By Al Sacco
Managing Editor, CIO
Hot on the heels of news that Research In Motion’s (RIM) upcoming BlackBerry Application Storefront is now accepting submissions for a planned March launch, new rumors suggest Microsoft will try its own hand in the mobile-application-store game. The software giant will reportedly launch a new mobile app distribution channel, codenamed “SkyMarket,” at the Mobile World Congress (MWC) event in Barcelona next month. Today there are more unanswered questions about the Microsoft app store than answered ones, but a single query in particular sits atop my list: Who comes up with these names?
SkyMarket, along with a few companion offerings known as “SkyBox” and “SkyLine,” conjure images of horribly tacky, in-flight retail magazines, cheap vodka and a futuristic computer system gone homicidally wrong. (Think: “I’ll be back.”). And that’s just not good for business.
I’ll start this post by saying that very few technical details are available on SkyMarket, and that’s why I’m focusing on such an inane topic as Microsoft’s product naming conventions. But first, here’s what we know—or at least what has been reported–about Microsoft’s pending MWC announcements:

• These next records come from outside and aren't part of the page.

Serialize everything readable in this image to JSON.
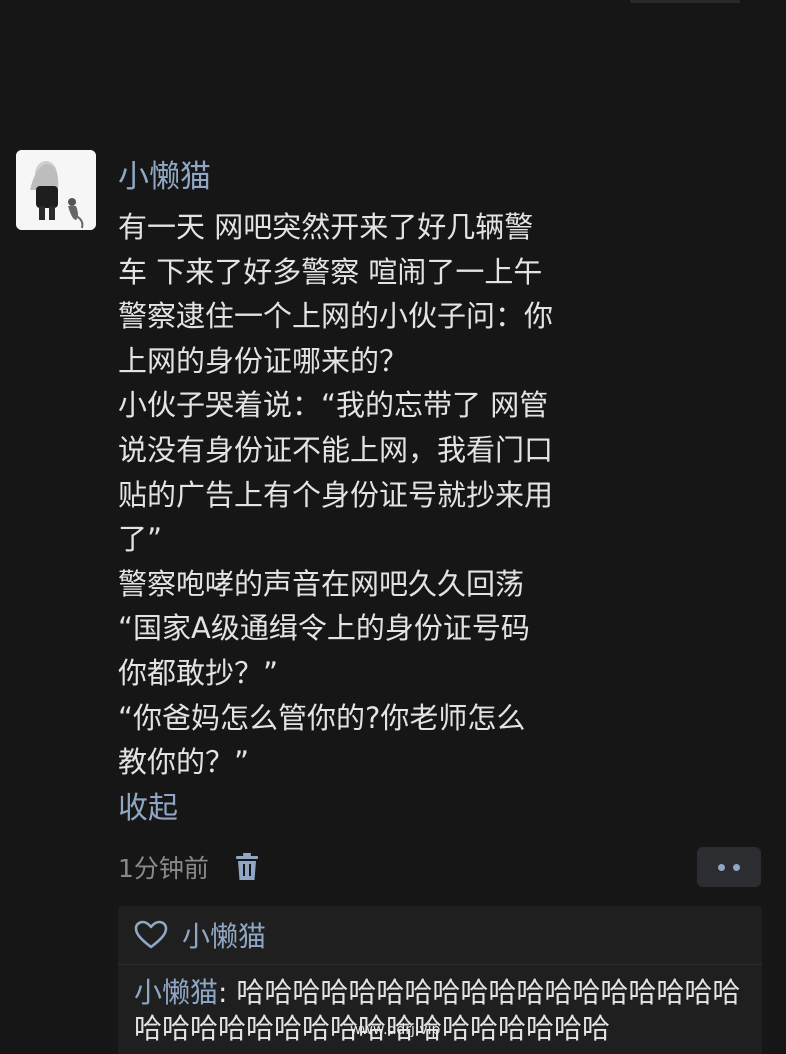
{
  "post": {
    "author": "小懒猫",
    "lines": [
      "有一天 网吧突然开来了好几辆警",
      "车 下来了好多警察 喧闹了一上午",
      "警察逮住一个上网的小伙子问：你",
      "上网的身份证哪来的？",
      "小伙子哭着说：“我的忘带了 网管",
      "说没有身份证不能上网，我看门口",
      "贴的广告上有个身份证号就抄来用",
      "了”",
      "警察咆哮的声音在网吧久久回荡",
      "“国家A级通缉令上的身份证号码",
      "你都敢抄？”",
      "“你爸妈怎么管你的?你老师怎么",
      "教你的？”"
    ],
    "collapse_label": "收起",
    "time": "1分钟前"
  },
  "replies": {
    "liked_by": "小懒猫",
    "reply_author": "小懒猫",
    "reply_separator": ": ",
    "reply_text": "哈哈哈哈哈哈哈哈哈哈哈哈哈哈哈哈哈哈哈哈哈哈哈哈哈哈哈哈哈哈哈哈哈哈哈"
  },
  "watermark": "www.ddrj.vip",
  "icons": {
    "trash": "trash-icon",
    "more": "more-dots-icon",
    "heart": "heart-icon"
  },
  "colors": {
    "accent": "#8fa7c4",
    "background": "#161616",
    "text": "#e3e3e3"
  }
}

Microsoft is expected to unveil SkyMarket, its new mobile marketplace and rival to Apple’s iTunes App Store and both RIM’s BlackBerry Application Center and Application Storefront. This service will only be available on Windows Mobile devices and will spotlight both new and older Windows Mobile software.

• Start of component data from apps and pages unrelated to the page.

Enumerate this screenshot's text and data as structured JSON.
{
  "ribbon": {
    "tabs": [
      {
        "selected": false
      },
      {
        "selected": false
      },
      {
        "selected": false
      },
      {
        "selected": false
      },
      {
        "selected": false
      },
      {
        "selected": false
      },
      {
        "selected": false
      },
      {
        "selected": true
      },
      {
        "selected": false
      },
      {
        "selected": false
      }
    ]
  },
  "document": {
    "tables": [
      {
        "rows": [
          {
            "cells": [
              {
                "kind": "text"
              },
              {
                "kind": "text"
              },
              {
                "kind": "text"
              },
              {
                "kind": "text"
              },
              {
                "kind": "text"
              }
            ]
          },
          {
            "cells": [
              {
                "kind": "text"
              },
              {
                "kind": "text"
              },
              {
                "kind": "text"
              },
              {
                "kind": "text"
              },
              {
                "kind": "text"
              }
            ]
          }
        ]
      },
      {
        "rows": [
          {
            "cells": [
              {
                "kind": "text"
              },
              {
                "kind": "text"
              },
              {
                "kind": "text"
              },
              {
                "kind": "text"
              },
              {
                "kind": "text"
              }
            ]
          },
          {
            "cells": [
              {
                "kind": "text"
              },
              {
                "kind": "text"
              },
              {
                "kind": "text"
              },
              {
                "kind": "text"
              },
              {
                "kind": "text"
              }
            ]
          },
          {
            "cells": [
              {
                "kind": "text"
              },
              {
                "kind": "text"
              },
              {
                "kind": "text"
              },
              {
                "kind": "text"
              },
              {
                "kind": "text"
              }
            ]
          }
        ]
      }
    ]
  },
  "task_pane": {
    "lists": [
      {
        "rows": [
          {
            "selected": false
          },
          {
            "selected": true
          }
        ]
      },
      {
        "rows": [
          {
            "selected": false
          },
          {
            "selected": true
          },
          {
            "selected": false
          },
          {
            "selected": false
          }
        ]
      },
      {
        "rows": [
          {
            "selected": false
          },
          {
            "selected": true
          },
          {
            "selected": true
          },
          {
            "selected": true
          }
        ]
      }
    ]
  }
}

Redmond will also likely announce “SkyBox,” a new, Web-based offering meant to help users sync online phone information, not unlike Apple’s current MobileMe service. SkyBox is said to include automatic backup and restore options, along with phone data management functionality. Skybox will also reportedly be available to users of non-Windows Mobile device, which would set it apart from the MobileMe service that currently works only for iPhone owners.
“SkyLine” could also be unveiled. SkyLine, though similar to SkyBox, will be meant for SMBs and will integrate with Microsoft’s Exchange.
Finally, Windows Mobile 6.5, the latest upgrade to Microsoft’s mobile OS, is expected to be announced, though little is known about the OS, beyond what was revealed in recently leaked “concept shots.”
Now, back to the (less noteworthy yet slightly more entertaining) Microsoft product naming debacle: There was the whole Vista-thing, which ironically, is kind of a cool name, in my opinion. However, the poor early performance of the product and nasty reputation it gained as a result, quickly forced Microsoft to not only scrap the Vista tag, but return to its previous mainstay naming convention, Windows, for its next major OS, Windows 7.
Then there was the title Microsoft bestowed upon its portable media player and iPod rival, the “Zune.” Not too bad, you say? If so, you’re not too familiar with the PR brouhaha over the fact that in the Hebrew language, Zune sounds an awful lot like a curse word that in English starts with the letter “f.”
In Microsoft’s defense, the SkyMarket, SkyBox and SkyLine monikers are reportedly codenames—they could be officially named under the Windows Live umbrella–and code-names often sound silly. But the company went live with Zune and Silverlight, both of which seem ridiculous to me. So who knows? The company supposedly puts a lot of thought and effort into the names it assigns its products—as it should. However, I’d recommend it start putting an equal amount of energy into selecting the companies that will make its creative naming decisions.
You can expect
more on SkyMarket and Windows Mobile 6.5 next month during MWC, which will take place February 16 through February 19.
Al Sacco was a journalist, blogger and editor who covers the fast-paced mobile beat for CIO.com and IDG Enterprise, with a focus on wearable tech, smartphones and tablet PCs. Al managed CIO.com writers and contributors, covered news, and shared insightful expert analysis of key industry happenings. He also wrote a wide variety of tutorials and how-tos to help readers get the most out of their gadgets, and regularly offered up recommendations on software for a number of mobile platforms. Al resides in Boston and is a passionate reader, traveler, beer lover, film buff and Red Sox fan.